Reduce the material below to its lines containing "country".

*** RECORDS FOR PROCESSING

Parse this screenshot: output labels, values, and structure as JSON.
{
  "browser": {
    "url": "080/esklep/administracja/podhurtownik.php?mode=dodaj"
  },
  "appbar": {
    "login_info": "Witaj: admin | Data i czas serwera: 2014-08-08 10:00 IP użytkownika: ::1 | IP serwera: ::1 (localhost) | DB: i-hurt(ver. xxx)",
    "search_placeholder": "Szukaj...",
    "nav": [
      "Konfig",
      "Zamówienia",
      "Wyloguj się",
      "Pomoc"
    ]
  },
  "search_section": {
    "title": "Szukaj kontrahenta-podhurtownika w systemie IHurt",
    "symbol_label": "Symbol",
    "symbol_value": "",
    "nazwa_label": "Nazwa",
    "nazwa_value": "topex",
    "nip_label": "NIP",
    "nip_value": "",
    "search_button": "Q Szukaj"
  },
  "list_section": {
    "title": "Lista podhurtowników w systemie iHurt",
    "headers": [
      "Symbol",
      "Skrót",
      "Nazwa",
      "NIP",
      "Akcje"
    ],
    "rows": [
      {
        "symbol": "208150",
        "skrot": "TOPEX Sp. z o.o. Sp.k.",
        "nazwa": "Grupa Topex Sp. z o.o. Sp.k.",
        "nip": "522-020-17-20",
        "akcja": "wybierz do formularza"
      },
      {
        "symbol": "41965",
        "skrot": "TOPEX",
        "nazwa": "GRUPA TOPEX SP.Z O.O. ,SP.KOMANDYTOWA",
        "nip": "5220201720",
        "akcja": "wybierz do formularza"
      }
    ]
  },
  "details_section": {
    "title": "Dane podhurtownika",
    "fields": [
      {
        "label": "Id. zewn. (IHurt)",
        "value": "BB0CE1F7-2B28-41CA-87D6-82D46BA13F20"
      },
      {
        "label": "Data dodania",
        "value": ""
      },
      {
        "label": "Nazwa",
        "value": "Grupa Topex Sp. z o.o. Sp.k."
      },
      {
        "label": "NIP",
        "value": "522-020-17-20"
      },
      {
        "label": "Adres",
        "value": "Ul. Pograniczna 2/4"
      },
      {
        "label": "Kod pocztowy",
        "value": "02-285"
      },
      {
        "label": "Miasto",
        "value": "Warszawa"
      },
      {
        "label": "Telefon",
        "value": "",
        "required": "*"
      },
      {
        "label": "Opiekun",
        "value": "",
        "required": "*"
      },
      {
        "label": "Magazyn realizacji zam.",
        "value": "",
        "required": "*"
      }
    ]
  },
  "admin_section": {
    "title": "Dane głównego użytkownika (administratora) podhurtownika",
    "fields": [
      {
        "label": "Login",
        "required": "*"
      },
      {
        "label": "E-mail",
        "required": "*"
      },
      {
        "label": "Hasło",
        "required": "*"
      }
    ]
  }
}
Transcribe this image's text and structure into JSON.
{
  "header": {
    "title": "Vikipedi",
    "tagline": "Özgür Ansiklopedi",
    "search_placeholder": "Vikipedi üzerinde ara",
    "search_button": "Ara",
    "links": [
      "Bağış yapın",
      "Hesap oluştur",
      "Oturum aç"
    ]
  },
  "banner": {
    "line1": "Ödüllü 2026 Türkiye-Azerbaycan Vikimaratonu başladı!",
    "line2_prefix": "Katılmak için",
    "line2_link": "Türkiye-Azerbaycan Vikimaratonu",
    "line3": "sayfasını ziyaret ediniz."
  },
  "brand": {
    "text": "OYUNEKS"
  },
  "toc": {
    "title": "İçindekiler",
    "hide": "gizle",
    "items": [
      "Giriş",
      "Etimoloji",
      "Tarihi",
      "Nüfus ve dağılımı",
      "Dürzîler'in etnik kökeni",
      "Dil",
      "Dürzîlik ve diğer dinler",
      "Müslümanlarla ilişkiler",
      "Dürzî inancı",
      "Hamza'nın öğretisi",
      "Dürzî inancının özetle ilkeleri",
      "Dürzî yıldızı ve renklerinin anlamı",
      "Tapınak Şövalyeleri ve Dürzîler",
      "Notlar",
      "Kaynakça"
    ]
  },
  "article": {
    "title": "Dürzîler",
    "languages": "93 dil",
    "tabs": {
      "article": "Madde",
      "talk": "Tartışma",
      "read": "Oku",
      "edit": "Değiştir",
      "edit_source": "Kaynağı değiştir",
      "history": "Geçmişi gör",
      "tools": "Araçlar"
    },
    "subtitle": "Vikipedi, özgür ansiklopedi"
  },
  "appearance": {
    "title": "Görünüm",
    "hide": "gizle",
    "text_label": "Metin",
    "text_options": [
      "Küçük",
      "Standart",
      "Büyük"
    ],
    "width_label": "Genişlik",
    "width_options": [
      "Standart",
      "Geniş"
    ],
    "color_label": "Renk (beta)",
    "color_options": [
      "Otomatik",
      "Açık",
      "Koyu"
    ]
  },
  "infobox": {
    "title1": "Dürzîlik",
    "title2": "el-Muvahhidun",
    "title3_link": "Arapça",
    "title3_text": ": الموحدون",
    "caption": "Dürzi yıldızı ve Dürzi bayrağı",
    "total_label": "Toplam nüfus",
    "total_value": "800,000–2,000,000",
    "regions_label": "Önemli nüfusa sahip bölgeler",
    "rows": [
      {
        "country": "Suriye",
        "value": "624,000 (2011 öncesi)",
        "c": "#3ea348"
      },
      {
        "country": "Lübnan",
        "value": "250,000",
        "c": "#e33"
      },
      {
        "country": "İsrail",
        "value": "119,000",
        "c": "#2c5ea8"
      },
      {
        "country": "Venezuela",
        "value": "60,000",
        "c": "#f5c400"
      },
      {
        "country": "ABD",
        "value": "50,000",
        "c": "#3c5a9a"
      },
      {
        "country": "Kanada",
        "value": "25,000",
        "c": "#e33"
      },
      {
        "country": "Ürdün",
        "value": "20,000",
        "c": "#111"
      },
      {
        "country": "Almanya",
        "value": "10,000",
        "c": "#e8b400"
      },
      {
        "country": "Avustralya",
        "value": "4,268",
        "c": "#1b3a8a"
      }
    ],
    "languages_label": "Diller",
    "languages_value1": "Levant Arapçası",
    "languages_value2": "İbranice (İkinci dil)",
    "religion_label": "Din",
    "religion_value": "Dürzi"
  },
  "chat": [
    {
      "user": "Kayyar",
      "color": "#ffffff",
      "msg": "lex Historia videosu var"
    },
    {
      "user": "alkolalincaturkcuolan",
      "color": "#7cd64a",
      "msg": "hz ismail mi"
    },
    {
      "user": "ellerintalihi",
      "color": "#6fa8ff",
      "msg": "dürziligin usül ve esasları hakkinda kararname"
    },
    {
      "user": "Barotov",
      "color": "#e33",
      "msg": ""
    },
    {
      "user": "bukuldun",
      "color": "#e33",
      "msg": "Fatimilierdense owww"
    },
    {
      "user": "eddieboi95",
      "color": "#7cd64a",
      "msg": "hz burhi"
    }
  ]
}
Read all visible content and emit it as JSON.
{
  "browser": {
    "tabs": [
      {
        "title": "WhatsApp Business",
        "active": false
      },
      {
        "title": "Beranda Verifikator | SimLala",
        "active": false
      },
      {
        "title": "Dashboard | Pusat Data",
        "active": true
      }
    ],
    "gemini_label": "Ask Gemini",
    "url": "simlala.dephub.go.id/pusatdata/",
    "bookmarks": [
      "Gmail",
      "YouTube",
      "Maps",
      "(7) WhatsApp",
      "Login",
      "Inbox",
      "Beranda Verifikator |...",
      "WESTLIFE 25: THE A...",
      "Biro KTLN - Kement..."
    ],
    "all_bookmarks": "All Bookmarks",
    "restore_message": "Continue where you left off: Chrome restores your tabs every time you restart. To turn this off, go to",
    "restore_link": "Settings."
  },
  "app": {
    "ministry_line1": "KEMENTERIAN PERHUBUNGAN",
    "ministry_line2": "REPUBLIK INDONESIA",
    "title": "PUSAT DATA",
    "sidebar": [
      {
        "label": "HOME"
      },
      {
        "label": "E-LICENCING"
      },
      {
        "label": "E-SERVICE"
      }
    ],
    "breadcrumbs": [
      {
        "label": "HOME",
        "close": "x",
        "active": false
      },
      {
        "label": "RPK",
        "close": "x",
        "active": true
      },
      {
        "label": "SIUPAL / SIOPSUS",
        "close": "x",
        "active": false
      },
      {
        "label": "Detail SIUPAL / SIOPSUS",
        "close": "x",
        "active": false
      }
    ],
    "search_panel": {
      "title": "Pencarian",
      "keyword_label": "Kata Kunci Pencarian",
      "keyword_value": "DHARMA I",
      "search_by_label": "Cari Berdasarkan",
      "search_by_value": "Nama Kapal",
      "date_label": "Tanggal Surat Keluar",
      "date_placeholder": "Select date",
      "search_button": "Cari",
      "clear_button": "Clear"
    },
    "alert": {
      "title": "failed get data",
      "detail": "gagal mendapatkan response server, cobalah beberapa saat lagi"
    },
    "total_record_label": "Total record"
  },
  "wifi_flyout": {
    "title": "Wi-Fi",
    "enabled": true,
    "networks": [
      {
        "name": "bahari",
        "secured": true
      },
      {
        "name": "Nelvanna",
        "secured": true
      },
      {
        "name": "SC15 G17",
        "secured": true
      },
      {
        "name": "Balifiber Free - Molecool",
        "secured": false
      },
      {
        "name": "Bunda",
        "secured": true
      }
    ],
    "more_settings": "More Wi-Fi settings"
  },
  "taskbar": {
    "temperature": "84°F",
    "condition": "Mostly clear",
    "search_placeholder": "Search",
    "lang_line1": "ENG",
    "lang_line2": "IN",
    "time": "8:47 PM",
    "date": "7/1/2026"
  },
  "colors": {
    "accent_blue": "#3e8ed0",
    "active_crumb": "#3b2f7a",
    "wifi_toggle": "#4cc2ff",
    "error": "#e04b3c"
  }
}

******

__ANSWER BOX__.
        "country": "Suriye",
        "country": "Lübnan",
        "country": "İsrail",
        "country": "Venezuela",
        "country": "ABD",
        "country": "Kanada",
        "country": "Ürdün",
        "country": "Almanya",
        "country": "Avustralya",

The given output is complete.